Friday, March 19, 2010

Who you are

Back in October and November I discussed writing outside yourself – writing from the perspective of another gender or ethnic group; writing as a citizen of worlds you don't know. These are important skills, tools that should be in every writer's kit. But the fact remains that writers – at least all the writers I know – are human. We can never quite get away from being who we are. And part of being human is putting a part of yourself into everything you create.

My grandfather lived to be somewhere between ninety-four and ninety-six. (He was fairly sure he was eight when he arrived as an orphan on Ellis Island, but the medicos who kept him quarantined until they were sure he didn't have TB were more sure he was six.) My father, who will be eighty-seven in a month, gave up golf only last year. As I close in on sixty, I have the sense that at least a third of my life is still ahead of me. But there's no doubt I'm older than I was, and as I've aged my view of the world and of myself has gone through a distillation process. In many ways I am not the man I was at twenty-five, while in just as many ways I am that man honed and refined. All evidence indicates I'm going to remain inescapably me for the foreseeable future. Which means every word I write will be written by me and probably heavily influenced by me as well. No getting around it.

So who am I, this person I let affect my writing so? My faith is a big part of my identity – perhaps the biggest. I'm a Christian of the anti-fundamentalist anti-evangelical sort. (Quick recipe: Start with Kierkegaard, leaven with a large measure of Brother Lawrence, fold in some C. S. Lewis, and simmer in Sojourners for half a decade.) My family is also vital – I define myself as husband and father. I'm by personality a teacher and mentor. I love living in the south, though I am perpetually a stranger in a strange land I think of myself as a southern writer. I love language – both beautiful and punful – and find just about everything funny.

Being who I am will always impact my writing; shape my voice as a writer. Being me will not, note the difference, limit what stories I tell, but it will dictate how I tell those stories. On one occasion, spanning nearly three years of pitching, my voice prevented me from writing for Warhammer 40,000, a gaming universe I very much wanted to break into. The universe of WH40k is one of unrelenting war as humanity fights a futile battle against Chaos. (No, that wasn't a spoiler. A fundamental fact of the IP is that evil eventually wins.) I don't do futile well. I could not not write a happy – or at least poignantly hopeful – ending. As one editor who really liked my work and wanted to fit me in put it: "You're too damn cheerful."

But that is only one market, and was the exception rather than the rule. For example: I am, have grown into being, a pacifist – war is a waste of lives – yet most of my published stories are military science fiction. How do I pull that off? I find angles of war I can approach. My first sale to BattleCorps was about a six-year-old girl whose belief in a cartoon action character gives her courage when war machines rage across her family's farm ("The Immortal Warrior at the Battle of Vorhaven," recently anthologized in The Corps). "Commitment" concerned the balance between marriage and duty; "A Line in the Dust" examined the tipping point between duty and justice; the list goes on. Even tales that look like straight stand-up-and-shoot stories are about values and personal growth. Honor, difficult choices, consequences of actions, love, all of these are a part of the experience of war.

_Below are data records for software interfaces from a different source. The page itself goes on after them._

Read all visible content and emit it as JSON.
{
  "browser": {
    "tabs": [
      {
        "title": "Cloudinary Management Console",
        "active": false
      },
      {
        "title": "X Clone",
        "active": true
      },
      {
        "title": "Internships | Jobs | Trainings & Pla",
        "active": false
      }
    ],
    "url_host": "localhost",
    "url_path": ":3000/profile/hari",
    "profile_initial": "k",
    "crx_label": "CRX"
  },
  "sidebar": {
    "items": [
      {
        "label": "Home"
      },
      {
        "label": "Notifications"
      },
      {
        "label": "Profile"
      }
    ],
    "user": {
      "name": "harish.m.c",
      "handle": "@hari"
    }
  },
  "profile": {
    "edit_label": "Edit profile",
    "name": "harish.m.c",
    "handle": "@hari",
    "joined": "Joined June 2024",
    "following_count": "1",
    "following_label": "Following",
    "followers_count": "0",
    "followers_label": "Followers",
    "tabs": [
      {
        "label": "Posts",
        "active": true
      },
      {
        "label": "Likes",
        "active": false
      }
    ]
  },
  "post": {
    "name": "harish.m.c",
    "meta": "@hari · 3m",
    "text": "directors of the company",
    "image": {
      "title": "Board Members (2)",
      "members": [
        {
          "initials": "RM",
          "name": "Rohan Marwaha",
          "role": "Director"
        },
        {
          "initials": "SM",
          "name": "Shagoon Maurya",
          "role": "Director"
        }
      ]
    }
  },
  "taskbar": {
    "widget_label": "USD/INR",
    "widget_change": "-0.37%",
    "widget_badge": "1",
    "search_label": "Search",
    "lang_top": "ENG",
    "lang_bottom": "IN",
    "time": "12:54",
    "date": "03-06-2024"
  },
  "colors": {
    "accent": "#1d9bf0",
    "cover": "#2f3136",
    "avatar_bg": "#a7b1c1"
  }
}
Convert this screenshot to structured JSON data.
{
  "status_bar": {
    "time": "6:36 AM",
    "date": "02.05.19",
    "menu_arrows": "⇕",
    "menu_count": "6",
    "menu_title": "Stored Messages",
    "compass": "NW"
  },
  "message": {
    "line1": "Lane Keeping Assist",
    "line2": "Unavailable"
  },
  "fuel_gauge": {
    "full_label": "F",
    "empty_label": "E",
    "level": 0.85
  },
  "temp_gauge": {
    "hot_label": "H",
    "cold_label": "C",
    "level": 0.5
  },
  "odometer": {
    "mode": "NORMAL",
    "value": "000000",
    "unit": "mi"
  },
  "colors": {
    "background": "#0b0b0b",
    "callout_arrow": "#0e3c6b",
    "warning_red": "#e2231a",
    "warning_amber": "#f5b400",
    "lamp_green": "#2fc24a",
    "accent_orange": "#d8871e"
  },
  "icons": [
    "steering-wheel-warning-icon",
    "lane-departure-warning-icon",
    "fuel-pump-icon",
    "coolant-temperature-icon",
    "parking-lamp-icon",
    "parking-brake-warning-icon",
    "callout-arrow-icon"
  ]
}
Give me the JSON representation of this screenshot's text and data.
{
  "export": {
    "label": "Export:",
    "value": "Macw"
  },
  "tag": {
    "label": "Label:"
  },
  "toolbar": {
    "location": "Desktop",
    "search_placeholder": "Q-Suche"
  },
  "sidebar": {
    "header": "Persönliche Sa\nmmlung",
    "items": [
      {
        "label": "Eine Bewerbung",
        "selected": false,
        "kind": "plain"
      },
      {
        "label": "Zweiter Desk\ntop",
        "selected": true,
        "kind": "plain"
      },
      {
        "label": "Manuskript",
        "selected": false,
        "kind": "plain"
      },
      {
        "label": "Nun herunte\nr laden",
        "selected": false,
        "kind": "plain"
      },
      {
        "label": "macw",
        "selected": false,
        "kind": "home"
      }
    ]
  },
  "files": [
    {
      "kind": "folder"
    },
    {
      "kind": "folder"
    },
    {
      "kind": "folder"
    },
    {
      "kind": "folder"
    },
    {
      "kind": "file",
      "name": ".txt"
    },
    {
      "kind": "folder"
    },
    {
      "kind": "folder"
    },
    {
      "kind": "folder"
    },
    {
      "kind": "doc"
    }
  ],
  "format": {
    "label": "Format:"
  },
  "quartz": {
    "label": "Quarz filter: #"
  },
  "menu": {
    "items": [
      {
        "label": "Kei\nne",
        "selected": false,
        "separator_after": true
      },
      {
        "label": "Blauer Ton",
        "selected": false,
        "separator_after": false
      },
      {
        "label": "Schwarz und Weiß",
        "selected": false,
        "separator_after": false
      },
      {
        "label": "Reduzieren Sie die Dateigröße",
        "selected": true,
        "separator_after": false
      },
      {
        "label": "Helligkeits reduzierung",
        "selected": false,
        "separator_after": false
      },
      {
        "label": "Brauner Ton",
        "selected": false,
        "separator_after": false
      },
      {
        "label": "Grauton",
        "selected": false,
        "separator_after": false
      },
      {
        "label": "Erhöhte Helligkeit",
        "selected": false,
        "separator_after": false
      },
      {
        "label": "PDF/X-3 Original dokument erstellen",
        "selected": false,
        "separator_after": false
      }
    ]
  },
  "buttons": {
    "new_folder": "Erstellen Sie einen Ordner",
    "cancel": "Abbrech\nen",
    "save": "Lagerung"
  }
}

So when your story requires an element you think you do not understand – something outside your experience and alien to you – do not shy away from it. Do not weaken your story by leaving out something the proper telling calls for. But more importantly, do not cheat the readers by employing cliché or set pieces; they deserve your best. Take the time to study, to look and to think about what you're looking at. Sooner or later you will find a thread or stepping stone – something within the strange that speaks to you; and ingress that will lead you into the center of the story and let you make it uniquely your own.

Never think that who you are is a limitation on your storytelling. It is your most valuable asset.

2 comments:

Jewel Amethyst said...

Great post as usual Kevin. I can always count on learning a thing or two from your posts.

Captain Black said...

I couldn't agree more, KeVin. I've overheard many writers talking about dropping aspects of their stories, just because the felt they had too little experience of the subject. That filled me with disappointment. Some people take "write what you know" far too literally.